Source Code – Definition & Detailed Explanation – Software glossary Terms

I. What is Source Code?

Source code is a set of instructions written in a programming language that a computer can understand and execute. It serves as the foundation for software development, allowing programmers to create applications, websites, and other digital products. Source code is typically written by developers using text editors or integrated development environments (IDEs) and is saved in files with specific extensions such as .java, .py, or .cpp.

II. Why is Source Code Important?

Source code is crucial for software development as it defines how a program functions and behaves. It allows developers to customize and modify software to meet specific requirements, fix bugs, and add new features. Source code also enables collaboration among team members, as multiple developers can work on the same project simultaneously. Additionally, source code serves as documentation for the software, providing insights into its logic and design.

III. How is Source Code Written?

Source code is written using programming languages such as Java, Python, C++, and JavaScript. Developers use syntax and rules specific to each language to create algorithms, functions, and classes that define the behavior of the software. They also incorporate comments and documentation within the code to explain its purpose and functionality. Source code is typically organized into modules and files to maintain clarity and facilitate code reuse.

IV. What are the Different Types of Source Code?

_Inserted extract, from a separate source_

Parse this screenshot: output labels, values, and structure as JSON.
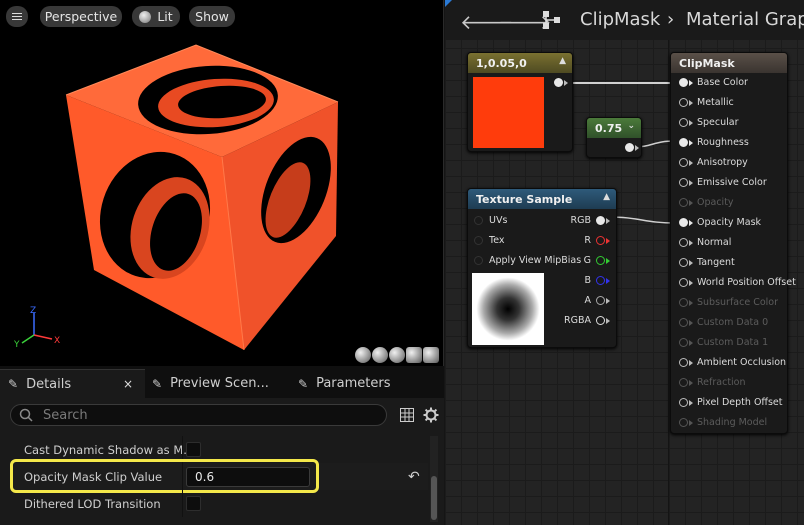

There are two main types of source code: open-source and closed-source. Open-source code is publicly available and can be freely accessed, modified, and distributed by anyone. Examples of open-source projects include Linux, Apache, and WordPress. Closed-source code, on the other hand, is proprietary and owned by a specific individual or organization. It is not publicly accessible, and its use is restricted by licensing agreements.

V. How is Source Code Compiled?

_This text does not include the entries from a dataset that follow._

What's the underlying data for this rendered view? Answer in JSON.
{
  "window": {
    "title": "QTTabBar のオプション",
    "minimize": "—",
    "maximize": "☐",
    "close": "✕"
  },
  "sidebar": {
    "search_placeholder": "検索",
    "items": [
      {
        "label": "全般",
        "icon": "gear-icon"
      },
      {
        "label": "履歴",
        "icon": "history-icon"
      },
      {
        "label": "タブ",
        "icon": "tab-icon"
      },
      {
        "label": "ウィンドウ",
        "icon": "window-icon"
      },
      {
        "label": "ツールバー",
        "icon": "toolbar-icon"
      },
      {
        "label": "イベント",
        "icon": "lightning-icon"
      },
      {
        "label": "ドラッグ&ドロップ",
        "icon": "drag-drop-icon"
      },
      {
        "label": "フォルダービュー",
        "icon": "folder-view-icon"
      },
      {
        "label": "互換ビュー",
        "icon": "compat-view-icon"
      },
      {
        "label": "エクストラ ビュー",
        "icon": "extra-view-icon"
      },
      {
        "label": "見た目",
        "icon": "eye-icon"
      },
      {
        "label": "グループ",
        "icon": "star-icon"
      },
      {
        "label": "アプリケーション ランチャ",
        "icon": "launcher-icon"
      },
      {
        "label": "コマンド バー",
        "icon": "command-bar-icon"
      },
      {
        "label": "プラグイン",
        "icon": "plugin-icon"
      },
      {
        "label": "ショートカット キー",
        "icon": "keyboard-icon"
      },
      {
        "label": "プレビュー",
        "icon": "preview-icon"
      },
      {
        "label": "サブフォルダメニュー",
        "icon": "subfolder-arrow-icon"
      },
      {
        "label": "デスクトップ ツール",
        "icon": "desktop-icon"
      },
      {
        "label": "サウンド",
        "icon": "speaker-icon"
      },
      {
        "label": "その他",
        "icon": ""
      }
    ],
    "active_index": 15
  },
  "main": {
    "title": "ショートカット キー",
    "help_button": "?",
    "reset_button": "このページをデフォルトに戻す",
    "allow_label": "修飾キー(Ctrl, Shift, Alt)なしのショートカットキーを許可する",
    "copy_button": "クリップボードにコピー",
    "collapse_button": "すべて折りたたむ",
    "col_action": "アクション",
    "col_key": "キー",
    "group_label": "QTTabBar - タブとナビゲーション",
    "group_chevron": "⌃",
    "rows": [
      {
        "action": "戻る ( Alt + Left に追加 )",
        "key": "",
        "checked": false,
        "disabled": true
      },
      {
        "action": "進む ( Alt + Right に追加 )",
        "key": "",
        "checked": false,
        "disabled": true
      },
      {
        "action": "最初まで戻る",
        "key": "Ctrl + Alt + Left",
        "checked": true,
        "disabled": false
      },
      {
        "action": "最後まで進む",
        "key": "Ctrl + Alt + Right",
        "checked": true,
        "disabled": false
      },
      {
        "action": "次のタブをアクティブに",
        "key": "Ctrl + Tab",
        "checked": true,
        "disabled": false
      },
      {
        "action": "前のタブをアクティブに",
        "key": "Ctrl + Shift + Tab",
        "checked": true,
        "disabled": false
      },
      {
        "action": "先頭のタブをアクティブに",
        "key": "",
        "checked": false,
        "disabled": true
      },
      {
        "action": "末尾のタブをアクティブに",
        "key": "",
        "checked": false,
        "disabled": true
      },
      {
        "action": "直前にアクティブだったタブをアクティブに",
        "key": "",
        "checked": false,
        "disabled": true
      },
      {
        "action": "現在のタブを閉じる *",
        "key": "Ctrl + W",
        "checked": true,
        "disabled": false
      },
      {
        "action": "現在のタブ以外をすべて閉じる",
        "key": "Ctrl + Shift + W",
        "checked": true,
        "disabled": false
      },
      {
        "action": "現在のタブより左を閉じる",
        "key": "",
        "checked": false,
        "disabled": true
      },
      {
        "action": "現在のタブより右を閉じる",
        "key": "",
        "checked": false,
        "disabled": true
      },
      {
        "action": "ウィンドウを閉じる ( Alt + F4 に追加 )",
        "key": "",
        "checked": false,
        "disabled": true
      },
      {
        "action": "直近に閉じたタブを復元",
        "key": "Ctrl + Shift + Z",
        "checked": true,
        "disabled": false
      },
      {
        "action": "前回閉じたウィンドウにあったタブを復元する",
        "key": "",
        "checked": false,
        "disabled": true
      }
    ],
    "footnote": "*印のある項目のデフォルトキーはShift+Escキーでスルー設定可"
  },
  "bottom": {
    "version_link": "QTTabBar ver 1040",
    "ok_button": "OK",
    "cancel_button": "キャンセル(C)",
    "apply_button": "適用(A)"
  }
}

Source code is compiled into machine code, which is a set of instructions that can be directly executed by a computer’s processor. The compilation process involves translating the source code into an intermediate representation, optimizing it for performance, and generating executable files. Compilers such as GCC, Clang, and Visual Studio are commonly used to convert source code into machine code. The resulting executable files can be run on various operating systems and hardware platforms.

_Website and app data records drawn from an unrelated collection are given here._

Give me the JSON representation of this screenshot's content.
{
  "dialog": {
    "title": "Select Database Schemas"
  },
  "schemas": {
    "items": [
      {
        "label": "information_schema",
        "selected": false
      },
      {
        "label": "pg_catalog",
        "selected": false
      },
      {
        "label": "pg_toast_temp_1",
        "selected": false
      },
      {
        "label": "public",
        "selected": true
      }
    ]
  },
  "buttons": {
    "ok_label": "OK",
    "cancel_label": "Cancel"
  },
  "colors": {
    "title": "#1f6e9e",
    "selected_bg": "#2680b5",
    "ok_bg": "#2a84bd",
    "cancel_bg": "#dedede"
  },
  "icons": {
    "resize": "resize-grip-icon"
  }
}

VI. What are the Best Practices for Managing Source Code?

Effective source code management is essential for maintaining the quality, reliability, and scalability of software projects. Some best practices for managing source code include using version control systems such as Git or SVN to track changes, collaborating with team members through code reviews and pull requests, documenting code using meaningful comments and naming conventions, and following coding standards and guidelines to ensure consistency and readability. By implementing these practices, developers can streamline the development process, reduce errors, and improve the overall quality of their software projects.